* WHAT YOU SHOULD DO *
Return, from the data that follows, each line that holds the word "Selecteer".

[Interface dataset entries]
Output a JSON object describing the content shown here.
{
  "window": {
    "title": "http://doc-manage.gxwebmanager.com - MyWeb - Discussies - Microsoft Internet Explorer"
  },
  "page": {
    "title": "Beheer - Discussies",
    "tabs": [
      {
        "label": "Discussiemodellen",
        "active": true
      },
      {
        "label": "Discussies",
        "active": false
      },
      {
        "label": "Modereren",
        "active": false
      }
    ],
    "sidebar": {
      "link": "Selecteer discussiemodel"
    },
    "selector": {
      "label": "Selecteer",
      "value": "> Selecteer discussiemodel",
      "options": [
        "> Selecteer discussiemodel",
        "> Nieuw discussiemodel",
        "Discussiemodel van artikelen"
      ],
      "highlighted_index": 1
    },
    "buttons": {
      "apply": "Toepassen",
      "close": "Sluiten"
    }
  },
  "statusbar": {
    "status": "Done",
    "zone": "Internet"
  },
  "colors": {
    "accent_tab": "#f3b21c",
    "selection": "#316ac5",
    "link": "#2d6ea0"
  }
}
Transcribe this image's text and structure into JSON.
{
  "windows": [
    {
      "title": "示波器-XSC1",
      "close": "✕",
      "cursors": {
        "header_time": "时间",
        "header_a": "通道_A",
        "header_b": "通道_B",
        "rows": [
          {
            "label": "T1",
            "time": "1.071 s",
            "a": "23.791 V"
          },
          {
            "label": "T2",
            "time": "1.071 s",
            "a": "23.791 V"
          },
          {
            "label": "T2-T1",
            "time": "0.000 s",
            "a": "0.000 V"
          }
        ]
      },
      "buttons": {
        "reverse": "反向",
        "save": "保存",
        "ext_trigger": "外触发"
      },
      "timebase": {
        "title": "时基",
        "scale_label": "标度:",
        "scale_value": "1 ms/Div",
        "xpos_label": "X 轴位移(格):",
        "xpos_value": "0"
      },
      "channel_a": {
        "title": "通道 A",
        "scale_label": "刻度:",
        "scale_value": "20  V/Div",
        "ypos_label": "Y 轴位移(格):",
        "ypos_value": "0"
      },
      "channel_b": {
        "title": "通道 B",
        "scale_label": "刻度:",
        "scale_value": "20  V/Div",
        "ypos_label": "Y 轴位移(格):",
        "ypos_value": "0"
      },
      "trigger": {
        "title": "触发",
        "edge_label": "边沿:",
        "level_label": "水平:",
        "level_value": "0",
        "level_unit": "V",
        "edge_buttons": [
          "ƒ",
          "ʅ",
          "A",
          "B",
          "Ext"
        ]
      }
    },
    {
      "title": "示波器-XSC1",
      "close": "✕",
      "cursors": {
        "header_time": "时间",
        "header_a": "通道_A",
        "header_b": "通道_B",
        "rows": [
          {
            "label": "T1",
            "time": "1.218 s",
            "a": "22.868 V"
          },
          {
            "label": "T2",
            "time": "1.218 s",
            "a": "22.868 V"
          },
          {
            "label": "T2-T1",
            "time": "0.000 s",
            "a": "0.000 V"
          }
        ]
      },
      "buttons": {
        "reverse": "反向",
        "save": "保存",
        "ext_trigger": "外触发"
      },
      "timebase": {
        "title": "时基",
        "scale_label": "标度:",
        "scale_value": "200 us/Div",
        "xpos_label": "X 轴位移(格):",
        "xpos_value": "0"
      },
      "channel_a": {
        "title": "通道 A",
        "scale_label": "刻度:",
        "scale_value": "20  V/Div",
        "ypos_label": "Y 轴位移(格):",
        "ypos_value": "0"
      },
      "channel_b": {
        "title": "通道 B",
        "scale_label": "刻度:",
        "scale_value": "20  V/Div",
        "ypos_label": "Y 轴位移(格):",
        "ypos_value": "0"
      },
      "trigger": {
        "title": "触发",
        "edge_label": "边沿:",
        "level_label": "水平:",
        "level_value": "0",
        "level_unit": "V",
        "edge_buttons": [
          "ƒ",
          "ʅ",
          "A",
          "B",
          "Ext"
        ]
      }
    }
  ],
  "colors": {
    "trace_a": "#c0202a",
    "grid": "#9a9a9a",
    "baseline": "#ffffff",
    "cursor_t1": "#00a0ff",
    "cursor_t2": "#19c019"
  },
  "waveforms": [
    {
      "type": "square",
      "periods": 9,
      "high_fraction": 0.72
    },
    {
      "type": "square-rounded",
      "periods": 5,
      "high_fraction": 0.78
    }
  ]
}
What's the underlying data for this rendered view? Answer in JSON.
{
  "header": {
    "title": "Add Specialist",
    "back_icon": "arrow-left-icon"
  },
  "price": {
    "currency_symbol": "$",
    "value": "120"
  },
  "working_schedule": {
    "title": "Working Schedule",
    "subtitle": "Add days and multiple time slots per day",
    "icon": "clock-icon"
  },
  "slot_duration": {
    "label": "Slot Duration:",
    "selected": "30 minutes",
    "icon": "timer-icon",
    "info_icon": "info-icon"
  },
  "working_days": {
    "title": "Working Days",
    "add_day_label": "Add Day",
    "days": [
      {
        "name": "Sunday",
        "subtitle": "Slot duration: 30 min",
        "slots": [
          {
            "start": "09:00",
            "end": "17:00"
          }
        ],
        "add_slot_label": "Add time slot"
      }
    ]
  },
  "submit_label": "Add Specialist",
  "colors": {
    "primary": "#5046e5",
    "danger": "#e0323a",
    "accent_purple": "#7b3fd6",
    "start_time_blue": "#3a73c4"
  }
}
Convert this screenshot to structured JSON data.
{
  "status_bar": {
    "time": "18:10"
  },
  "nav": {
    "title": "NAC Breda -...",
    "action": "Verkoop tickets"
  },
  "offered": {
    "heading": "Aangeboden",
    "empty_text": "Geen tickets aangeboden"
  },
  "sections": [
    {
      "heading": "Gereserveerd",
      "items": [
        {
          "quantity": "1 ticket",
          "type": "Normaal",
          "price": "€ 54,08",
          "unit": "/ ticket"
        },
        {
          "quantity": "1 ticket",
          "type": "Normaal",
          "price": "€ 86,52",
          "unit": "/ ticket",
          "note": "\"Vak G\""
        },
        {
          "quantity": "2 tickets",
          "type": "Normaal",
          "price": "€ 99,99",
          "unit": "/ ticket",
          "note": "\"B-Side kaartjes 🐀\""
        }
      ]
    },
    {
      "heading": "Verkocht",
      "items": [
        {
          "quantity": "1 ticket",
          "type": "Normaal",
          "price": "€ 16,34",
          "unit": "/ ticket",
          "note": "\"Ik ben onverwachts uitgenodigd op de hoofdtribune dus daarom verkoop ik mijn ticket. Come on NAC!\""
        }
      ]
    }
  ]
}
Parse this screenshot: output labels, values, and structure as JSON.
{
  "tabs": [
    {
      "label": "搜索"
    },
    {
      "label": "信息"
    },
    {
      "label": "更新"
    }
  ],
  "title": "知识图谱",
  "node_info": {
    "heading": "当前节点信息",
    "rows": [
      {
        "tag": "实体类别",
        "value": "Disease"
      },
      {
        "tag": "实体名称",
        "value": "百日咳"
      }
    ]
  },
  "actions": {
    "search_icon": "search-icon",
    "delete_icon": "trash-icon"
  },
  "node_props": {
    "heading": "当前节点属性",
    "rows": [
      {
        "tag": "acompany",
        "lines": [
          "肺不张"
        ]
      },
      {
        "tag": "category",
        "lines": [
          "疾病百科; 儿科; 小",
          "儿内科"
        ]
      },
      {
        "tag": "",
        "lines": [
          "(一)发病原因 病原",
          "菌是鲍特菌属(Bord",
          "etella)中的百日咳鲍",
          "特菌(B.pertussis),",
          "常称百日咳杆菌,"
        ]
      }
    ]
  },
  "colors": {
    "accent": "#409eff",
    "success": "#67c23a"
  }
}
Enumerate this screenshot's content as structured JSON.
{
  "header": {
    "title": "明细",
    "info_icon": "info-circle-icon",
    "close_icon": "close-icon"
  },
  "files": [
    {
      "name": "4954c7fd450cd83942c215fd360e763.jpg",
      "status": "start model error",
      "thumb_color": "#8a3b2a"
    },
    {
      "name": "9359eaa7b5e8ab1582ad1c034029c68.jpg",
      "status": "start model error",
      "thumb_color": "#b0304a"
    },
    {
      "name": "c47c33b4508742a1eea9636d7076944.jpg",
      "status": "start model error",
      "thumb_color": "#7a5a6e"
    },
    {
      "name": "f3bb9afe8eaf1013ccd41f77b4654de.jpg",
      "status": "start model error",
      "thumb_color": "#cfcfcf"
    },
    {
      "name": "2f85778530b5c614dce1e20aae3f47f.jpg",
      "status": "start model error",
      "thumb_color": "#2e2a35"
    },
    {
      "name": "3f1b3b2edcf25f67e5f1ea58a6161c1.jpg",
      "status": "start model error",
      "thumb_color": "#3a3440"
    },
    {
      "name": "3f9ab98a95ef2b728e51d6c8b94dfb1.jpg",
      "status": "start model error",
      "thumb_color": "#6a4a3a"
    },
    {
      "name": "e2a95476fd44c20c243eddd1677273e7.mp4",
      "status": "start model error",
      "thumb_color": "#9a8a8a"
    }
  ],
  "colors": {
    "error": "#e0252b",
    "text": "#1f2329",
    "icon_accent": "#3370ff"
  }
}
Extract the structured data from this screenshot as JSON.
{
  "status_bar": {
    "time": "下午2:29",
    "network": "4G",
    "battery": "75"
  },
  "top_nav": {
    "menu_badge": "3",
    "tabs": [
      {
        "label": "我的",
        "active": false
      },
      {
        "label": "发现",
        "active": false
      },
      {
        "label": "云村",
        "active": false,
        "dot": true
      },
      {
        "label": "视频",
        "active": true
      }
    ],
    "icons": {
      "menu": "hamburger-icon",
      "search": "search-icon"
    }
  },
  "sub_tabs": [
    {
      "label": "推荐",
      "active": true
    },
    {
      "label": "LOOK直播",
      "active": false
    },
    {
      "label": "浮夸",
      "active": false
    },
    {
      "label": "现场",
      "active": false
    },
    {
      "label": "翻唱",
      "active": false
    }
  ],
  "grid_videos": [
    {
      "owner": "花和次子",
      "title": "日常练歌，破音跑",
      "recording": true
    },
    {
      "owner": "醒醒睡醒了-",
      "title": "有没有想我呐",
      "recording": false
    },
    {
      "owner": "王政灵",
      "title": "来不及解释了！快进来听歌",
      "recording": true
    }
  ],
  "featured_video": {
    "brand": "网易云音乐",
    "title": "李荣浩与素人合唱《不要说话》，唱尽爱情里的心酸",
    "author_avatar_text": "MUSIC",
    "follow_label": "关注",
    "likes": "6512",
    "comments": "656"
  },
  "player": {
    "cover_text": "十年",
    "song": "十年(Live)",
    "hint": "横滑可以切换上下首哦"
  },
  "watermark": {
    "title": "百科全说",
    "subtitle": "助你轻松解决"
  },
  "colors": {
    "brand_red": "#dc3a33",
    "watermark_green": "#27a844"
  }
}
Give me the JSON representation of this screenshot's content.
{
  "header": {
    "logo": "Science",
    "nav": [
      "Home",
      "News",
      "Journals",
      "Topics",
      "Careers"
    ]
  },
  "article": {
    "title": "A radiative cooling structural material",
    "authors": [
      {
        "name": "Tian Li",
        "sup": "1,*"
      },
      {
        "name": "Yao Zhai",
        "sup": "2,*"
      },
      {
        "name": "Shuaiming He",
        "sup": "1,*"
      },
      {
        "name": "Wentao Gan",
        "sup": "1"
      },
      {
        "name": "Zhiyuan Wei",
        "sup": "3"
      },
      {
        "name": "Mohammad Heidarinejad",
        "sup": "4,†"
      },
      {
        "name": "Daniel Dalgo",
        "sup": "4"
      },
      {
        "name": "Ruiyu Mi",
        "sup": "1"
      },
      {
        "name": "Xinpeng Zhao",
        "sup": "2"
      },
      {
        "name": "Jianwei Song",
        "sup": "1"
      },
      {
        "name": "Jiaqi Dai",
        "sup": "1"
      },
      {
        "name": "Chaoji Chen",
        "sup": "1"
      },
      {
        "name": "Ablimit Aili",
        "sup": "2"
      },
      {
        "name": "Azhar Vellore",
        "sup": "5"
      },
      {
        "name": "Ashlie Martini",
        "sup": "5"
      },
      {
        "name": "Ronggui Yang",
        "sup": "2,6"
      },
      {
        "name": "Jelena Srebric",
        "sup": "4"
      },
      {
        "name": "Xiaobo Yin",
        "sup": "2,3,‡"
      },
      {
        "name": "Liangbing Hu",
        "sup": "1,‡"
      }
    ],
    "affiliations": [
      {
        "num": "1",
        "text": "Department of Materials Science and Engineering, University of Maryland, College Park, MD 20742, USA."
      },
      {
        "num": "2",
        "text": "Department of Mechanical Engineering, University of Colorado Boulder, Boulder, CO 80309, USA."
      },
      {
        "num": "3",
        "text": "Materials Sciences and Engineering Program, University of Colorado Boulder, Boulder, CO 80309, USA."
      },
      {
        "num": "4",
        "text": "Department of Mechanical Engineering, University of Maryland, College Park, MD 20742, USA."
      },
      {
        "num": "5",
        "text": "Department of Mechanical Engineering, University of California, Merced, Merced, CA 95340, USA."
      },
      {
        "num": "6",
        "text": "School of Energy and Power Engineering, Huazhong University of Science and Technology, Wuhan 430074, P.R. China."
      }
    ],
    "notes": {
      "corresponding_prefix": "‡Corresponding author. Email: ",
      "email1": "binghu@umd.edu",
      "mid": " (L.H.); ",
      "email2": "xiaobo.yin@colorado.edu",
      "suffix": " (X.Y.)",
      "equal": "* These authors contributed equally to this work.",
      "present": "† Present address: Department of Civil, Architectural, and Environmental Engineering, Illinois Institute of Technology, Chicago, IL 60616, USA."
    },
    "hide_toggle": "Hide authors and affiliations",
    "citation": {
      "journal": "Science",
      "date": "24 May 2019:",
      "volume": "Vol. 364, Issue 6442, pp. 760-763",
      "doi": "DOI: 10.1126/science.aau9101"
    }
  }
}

* RESULT OF THIS TASK *
      "link": "Selecteer discussiemodel"
      "label": "Selecteer",
      "value": "> Selecteer discussiemodel",
        "> Selecteer discussiemodel",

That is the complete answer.